Teams from the Social Services Inspectorate visited 33 homes and 11 local authorities over five months - after prior warning. Standards of care ranged from excellent to unacceptably poor.

The homes chosen were intended to be representative of the 900 children's homes in England which now house mostly emotionally and physically damaged and disturbed adolescents while the majority of children in care are supervised at home or in foster homes.

One of the most serious problems was inappropriate use of sanctions and restraint 'such as arm locks and sitting on children until they became tired'.

Practices in some homes amounted to 'abuse'.

Asked what this meant, a spokesman for the Department of Health said: 'Physical restraint was being used too much and too soon without first trying to persuade the child not to do things.
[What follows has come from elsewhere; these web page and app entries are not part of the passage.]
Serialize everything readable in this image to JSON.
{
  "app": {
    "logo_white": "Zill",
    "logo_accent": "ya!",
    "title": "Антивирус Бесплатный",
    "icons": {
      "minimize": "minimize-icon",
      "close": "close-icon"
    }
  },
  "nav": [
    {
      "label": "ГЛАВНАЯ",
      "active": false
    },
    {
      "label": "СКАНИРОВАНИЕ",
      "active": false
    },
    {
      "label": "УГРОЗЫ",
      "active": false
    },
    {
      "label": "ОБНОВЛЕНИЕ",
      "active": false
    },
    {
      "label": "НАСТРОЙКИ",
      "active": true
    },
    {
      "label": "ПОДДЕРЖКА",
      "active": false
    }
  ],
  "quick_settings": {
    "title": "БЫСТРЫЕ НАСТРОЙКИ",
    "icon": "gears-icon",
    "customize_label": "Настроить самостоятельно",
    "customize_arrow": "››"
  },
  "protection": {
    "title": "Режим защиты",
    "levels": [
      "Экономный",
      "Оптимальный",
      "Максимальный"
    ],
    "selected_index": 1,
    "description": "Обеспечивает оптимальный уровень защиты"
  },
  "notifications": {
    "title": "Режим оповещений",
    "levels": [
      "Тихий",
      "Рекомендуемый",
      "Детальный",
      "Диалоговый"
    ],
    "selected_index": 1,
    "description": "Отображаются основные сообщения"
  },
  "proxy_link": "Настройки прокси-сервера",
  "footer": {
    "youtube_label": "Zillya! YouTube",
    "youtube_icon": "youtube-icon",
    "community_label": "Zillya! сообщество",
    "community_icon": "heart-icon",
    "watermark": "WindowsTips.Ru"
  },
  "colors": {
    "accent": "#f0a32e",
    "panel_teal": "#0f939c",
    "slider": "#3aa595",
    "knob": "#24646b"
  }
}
'Practices included wrestling and grappling (putting arms around the child) and getting other children to help in the restraint, which should only be used by trained staff.'

In some homes sanctions were being used in breach of regulations. The department spokesman said these included: 'Practices which are probably corporal punishment, restriction or refusal of visits or communication, which seemed to be the most frequent sanction; requiring the child to wear distinctive or inappropriate clothing such as pyjamas; using accommodation to physically restrict liberty; and the imposition of fines and physical searches.'
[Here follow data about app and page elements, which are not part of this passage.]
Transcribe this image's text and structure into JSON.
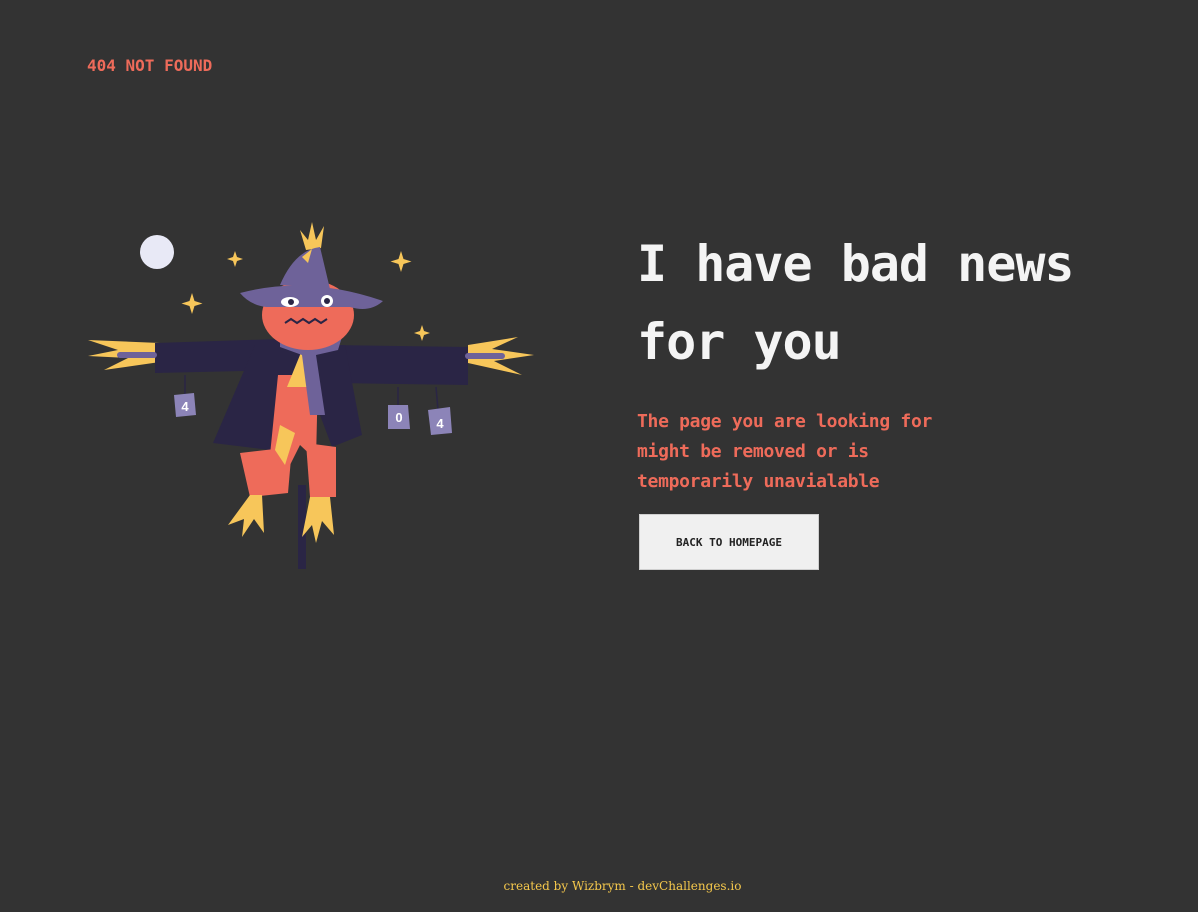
{
  "brand": {
    "label": "404 NOT FOUND"
  },
  "main": {
    "headline": "I have bad news for you",
    "subtext": "The page you are looking for might be removed or is temporarily unavialable",
    "cta_label": "BACK TO HOMEPAGE"
  },
  "illustration": {
    "can_labels": [
      "4",
      "0",
      "4"
    ]
  },
  "footer": {
    "credit": "created by Wizbrym - devChallenges.io"
  },
  "colors": {
    "background": "#333333",
    "accent": "#ee6b5a",
    "heading": "#f4f4f4",
    "button_bg": "#f0f0f0",
    "footer_text": "#f5c84c"
  }
}
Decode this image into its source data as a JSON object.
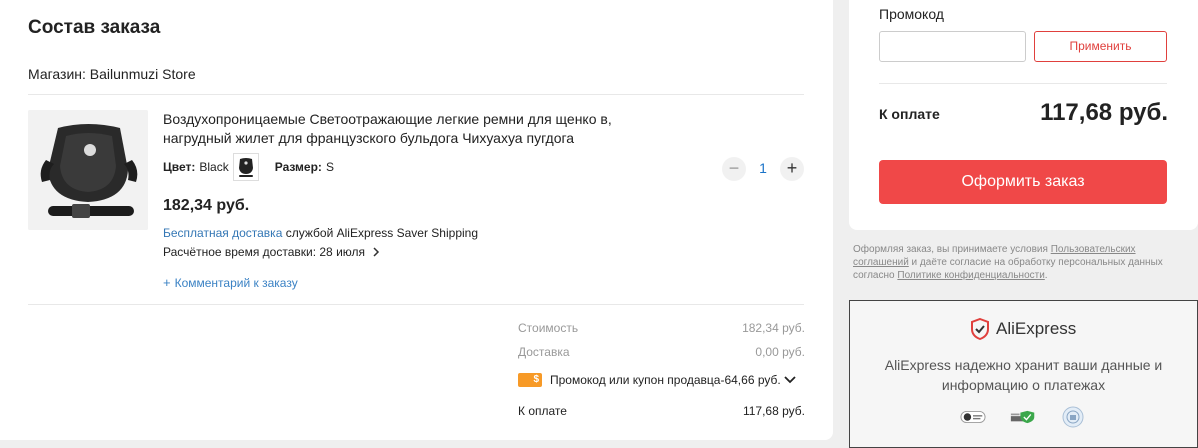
{
  "order": {
    "title": "Состав заказа",
    "store": "Магазин: Bailunmuzi Store",
    "product": {
      "title": "Воздухопроницаемые Светоотражающие легкие ремни для щенко в, нагрудный жилет для французского бульдога Чихуахуа пугдога",
      "color_label": "Цвет:",
      "color_value": "Black",
      "size_label": "Размер:",
      "size_value": "S",
      "quantity": "1",
      "price": "182,34 руб.",
      "shipping_link": "Бесплатная доставка",
      "shipping_text": "службой AliExpress Saver Shipping",
      "eta": "Расчётное время доставки: 28 июля",
      "comment": "Комментарий к заказу"
    },
    "summary": {
      "cost_label": "Стоимость",
      "cost_value": "182,34 руб.",
      "delivery_label": "Доставка",
      "delivery_value": "0,00 руб.",
      "coupon_text": "Промокод или купон продавца-64,66 руб.",
      "total_label": "К оплате",
      "total_value": "117,68 руб."
    }
  },
  "side": {
    "promo_label": "Промокод",
    "promo_value": "",
    "promo_button": "Применить",
    "pay_label": "К оплате",
    "pay_total": "117,68 руб.",
    "checkout_button": "Оформить заказ",
    "terms": {
      "part1": "Оформляя заказ, вы принимаете условия ",
      "link1": "Пользовательских соглашений",
      "part2": " и даёте согласие на обработку персональных данных согласно ",
      "link2": "Политике конфиденциальности",
      "part3": "."
    }
  },
  "secure": {
    "logo_text": "AliExpress",
    "text": "AliExpress надежно хранит ваши данные и информацию о платежах"
  },
  "colors": {
    "accent": "#f04848",
    "link": "#3477b5",
    "coupon": "#f79a27"
  }
}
Other problems highlighted in the report included: Total loss of control by staff confronted by violent and manipulative residents - in three homes teams had to take emergency action and report to the local senior managers that the home was out of control; failure to do police checks on new staff to establish criminal records; lack of privacy for the young people - many homes did not have private telephones, staff entered bedrooms without knocking, showers were communal and some lavatory doors had no locks; and despite the recent child care scandals many staff were not aware of the potential dangers of child abuse in the homes.

A major cause for concern was the high incidence of children being excluded from school and in future social services departments must liaise with education departments to ensure they receive a proper education, the report said.

Most children felt safe and cared for, although in five homes children said they did not feel safe in the company of staff, volunteers and visitors and three of the homes were regarded by inspectors as unsafe for both staff and children.

Conditions have improved since the Frank Beck sexual abuse scandal in Leicestershire homes and the 'pin-down' regime of control in Staffordshire, but there is still much bad practice and no guarantee that such scandals could not occur again, according to Herbert Laming, Chief Inspector of the Social Services Inspectorate.

Launching the report, Corporate Parents, Mr Laming said staff were dealing with adolescents who had had very disturbing experiences.

'Most staff who care for children do so under challenging circumstances,' he said.

'They need more support, supervision and training to do it well. Directors of social services should have in place adequate measures to monitor and control the quality of care in their children's homes.'

Corporate Parents; Department of Health; free from Health Publications Unit, site 2, Manchester Road, Heywood, Lancs OL10 2PZ.